Average hourly pay across the economy went up 2.3 per cent during the year too while those employed in manufacturing over the past two years to September increased by 7000 to 247,000, according to the Household Labour Force Survey.
At the start of the year the success of our economy was being determined by the success of our dairy, meat, logs and other commodities. In effect they were setting the level of the NZ dollar. Our terms of trade were at heights not seen for a generation, amplified by a torrent of money printing in the US, Japan and Europe which depressed the value of those currencies.
A NZ Treasury paper in 2005 noted this was hardly new, saying “..the exchange rate has tended to move in the same direction as overall commodity prices, smoothing the impact on the New Zealand dollar prices that our exporters receive.”
In the face of such a major challenge, manufactured exports held their ground.
Of the total exports of all manufactured goods valued at $42,038 million (including dairy, processed meat, seafood, and wood pulp) for the 12 months ended September 2014, manufactured commodities and elaborately transformed goods accounted for over a third, $15,738 million.
Two major areas dominate in this non-commodity area: food and beverages exports which, excluding dairy, meat and seafood, were worth $4,154.5 million, and industrial plant and equipment exports ($2,603.8 million).
The bare numbers show only painstaking advances, and not making much of a contribution to the government’s target for exports to achieve 40 per cent of GDP by 2025. In exchange rate adjusted terms they represent steady progress and a remarkable result.
But with a more encouraging currency and more competitive interest rates how much more headway could have been made?
Which leads to the question: What if the OCR this year had not been raised and the exchange rate thereby underpinned?
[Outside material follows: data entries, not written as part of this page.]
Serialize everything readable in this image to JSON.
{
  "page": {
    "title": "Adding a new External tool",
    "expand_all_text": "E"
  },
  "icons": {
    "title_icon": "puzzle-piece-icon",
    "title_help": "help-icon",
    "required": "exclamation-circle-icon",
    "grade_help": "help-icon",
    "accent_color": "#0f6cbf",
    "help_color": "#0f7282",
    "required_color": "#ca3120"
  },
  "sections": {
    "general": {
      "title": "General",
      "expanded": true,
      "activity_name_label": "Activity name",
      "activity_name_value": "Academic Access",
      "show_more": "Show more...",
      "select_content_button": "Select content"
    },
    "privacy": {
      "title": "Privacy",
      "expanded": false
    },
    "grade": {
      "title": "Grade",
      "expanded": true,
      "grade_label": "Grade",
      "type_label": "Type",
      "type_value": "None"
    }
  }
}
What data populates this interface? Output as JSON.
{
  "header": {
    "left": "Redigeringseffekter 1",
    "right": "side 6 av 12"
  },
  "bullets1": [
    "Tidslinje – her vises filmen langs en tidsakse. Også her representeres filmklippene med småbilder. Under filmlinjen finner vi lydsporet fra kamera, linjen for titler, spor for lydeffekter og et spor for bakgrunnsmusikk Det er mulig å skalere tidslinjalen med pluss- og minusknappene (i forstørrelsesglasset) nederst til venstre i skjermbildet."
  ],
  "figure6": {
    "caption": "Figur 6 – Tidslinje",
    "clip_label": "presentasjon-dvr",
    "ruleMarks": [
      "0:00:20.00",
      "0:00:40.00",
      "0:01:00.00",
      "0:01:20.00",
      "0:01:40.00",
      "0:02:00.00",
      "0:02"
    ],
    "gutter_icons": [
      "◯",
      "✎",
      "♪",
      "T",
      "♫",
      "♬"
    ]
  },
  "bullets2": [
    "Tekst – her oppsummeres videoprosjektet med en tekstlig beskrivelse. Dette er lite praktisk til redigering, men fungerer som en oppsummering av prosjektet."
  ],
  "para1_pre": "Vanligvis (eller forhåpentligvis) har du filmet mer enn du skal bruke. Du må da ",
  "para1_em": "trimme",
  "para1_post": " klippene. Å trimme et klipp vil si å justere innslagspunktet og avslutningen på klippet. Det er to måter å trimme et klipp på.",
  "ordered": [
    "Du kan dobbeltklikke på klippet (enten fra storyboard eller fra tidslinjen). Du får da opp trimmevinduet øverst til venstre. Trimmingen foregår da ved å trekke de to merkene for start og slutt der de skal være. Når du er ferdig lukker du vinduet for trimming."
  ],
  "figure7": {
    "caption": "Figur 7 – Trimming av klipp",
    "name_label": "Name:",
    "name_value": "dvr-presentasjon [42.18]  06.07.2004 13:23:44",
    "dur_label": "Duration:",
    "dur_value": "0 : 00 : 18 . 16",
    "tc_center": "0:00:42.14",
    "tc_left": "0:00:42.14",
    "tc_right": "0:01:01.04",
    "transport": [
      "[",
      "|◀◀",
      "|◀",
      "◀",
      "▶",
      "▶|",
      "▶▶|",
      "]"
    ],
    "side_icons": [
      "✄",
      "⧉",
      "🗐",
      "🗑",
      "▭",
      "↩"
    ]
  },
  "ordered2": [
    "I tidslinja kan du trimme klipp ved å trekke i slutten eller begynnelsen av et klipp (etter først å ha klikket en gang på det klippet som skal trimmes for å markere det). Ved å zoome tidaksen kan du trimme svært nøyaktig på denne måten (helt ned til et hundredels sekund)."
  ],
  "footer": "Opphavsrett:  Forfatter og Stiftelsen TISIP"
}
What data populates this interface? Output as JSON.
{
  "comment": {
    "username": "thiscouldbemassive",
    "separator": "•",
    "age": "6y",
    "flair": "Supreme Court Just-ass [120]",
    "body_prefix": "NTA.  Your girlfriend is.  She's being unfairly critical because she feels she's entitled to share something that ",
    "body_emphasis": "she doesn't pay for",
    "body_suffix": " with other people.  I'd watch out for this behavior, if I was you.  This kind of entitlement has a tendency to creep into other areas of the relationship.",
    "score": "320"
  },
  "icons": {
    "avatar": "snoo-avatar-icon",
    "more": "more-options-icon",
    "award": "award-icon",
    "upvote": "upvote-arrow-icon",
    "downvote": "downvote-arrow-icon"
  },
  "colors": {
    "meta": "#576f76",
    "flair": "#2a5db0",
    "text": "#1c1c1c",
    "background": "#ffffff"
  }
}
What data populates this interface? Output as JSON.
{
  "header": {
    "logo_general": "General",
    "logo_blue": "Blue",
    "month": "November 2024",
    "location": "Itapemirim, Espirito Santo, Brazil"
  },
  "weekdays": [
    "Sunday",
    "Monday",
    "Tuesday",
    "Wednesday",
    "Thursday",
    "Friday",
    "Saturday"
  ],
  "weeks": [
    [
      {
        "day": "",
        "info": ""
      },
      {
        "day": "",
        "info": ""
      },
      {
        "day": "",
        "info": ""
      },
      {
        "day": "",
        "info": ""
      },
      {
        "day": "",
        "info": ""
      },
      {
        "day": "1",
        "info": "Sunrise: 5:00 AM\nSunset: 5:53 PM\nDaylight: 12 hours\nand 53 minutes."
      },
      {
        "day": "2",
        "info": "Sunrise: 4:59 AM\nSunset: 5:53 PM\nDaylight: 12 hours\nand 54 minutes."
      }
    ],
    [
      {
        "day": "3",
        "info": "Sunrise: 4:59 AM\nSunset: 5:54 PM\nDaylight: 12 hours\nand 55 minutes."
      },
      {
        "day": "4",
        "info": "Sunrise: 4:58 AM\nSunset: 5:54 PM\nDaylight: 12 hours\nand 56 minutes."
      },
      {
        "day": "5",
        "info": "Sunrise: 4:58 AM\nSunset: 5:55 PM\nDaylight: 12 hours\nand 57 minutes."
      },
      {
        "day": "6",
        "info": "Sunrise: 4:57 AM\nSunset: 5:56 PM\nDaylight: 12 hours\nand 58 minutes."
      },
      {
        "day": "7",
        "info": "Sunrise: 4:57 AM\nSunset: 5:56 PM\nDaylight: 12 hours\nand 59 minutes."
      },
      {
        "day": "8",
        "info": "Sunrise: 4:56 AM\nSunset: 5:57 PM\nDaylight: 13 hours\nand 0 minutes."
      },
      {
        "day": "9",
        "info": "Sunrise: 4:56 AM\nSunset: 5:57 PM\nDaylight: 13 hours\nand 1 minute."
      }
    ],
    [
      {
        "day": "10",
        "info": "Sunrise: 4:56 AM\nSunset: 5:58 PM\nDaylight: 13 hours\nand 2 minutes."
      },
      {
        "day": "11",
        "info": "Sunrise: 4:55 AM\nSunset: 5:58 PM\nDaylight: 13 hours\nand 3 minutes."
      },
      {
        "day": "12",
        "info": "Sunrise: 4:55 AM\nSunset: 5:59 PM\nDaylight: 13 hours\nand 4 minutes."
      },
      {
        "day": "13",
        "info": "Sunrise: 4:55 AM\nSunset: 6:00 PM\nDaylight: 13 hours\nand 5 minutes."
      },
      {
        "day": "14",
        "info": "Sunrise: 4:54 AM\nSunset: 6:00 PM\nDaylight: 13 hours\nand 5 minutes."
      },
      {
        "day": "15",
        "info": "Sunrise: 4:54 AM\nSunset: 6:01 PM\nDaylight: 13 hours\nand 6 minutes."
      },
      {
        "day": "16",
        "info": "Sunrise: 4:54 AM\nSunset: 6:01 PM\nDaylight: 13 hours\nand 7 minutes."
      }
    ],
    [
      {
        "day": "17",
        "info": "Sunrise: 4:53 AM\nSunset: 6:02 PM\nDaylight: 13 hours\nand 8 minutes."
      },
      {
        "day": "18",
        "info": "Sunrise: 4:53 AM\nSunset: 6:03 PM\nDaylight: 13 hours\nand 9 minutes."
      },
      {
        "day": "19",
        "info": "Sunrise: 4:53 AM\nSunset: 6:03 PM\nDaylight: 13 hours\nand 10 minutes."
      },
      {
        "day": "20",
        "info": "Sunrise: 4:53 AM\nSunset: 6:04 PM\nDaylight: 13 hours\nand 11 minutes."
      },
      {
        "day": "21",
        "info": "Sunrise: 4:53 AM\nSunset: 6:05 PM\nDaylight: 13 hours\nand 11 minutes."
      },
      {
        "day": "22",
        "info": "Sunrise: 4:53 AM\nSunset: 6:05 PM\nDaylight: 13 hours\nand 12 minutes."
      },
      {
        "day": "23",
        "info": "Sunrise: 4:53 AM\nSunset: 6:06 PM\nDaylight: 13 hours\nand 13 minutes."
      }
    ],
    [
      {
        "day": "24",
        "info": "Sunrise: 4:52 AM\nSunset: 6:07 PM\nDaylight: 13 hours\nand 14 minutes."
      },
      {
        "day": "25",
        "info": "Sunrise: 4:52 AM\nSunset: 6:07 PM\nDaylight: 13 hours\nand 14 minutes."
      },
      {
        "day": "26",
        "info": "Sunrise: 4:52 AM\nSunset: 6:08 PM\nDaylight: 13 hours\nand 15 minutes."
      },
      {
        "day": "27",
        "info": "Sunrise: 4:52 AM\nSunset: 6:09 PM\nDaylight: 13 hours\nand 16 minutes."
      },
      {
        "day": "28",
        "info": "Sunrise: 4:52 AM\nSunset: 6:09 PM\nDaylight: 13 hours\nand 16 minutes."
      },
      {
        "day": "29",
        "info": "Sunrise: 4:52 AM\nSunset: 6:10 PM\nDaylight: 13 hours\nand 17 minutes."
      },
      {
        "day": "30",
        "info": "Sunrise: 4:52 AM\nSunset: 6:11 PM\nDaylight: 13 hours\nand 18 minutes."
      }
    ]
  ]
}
Early this year EMA said any increase in the Official Cash Rate would be precipitate, unjustified and speculative. It proved to be so.
Inflation in New Zealand has all year remained stubbornly below the mid-point of the Bank’s mandated inflation target. But interest rates were raised, the carry trade encouraged, and our cross rates with the US and Australia remaining higher than otherwise, and shredded margins on our $10 billion export trade across the Tasman.
Most economic commentators early in the year reasoned the present recovery would be similar to others, meaning it would be accompanied by rising demand and increasing inflationary pressures. This time it has been different. Other big factors are in play and they are new.
China rapidly becoming our major trading partner represents one of them. (The Australia/ China FTA could not have come at a better time for Australia, with benefits for us as it helps lift their economy).
Importantly, the price of oil has collapsed by 30 per cent with more to follow. The second round effect of this will cut more cost out of production and freight internationally. Deflation will become a more real threat than inflation, if not already, as is evident in Europe and Japan. China’s growth targets also continued to decline.
During the year a report NZ Manufacturing Sector: Its Dynamics and Competitiveness was published covering 15 high growth manufacturing companies. In passing it recorded that manufacturing accounts for 14.6 per cent of GDP, and is rich in skills, and highly paid employment and R&D activity.
The companies profiled in the publication are all highly successful, a success they attribute to an intense focus on innovation, a willingness to re-invent themselves, invest heavily in R&D, and in skills and market development.
Leading businesses such as these – including F&P Healthcare, Orion Health and Gallagher – demonstrate what it takes to become a successful manufacturer in New Zealand. They are showing how others too can break free of the forces beyond their control, including the currency.
In doing so they are blazing the trail for New Zealand as a whole, which is that to be successful New Zealand must become a world champion at innovation and the best place anywhere to undertake R&D.